Exercise: Please print the data again exactly as given.

··· Data to process ···

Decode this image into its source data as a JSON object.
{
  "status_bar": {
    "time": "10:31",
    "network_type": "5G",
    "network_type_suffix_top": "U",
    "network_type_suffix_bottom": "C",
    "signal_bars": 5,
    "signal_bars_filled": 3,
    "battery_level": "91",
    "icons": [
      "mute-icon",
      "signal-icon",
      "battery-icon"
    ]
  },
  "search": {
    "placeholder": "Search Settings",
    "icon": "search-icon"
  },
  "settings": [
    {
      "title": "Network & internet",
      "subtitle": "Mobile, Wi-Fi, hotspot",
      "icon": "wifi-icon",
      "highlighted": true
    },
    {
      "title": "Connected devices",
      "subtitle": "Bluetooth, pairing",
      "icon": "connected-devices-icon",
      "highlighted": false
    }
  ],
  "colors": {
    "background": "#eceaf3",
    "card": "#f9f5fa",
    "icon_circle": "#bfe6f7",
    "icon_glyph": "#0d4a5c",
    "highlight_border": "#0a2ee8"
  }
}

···

Answer box:
Decode this image into its source data as a JSON object.
{
  "status_bar": {
    "time": "10:31",
    "network_type": "5G",
    "network_type_suffix_top": "U",
    "network_type_suffix_bottom": "C",
    "signal_bars": 5,
    "signal_bars_filled": 3,
    "battery_level": "91",
    "icons": [
      "mute-icon",
      "signal-icon",
      "battery-icon"
    ]
  },
  "search": {
    "placeholder": "Search Settings",
    "icon": "search-icon"
  },
  "settings": [
    {
      "title": "Network & internet",
      "subtitle": "Mobile, Wi-Fi, hotspot",
      "icon": "wifi-icon",
      "highlighted": true
    },
    {
      "title": "Connected devices",
      "subtitle": "Bluetooth, pairing",
      "icon": "connected-devices-icon",
      "highlighted": false
    }
  ],
  "colors": {
    "background": "#eceaf3",
    "card": "#f9f5fa",
    "icon_circle": "#bfe6f7",
    "icon_glyph": "#0d4a5c",
    "highlight_border": "#0a2ee8"
  }
}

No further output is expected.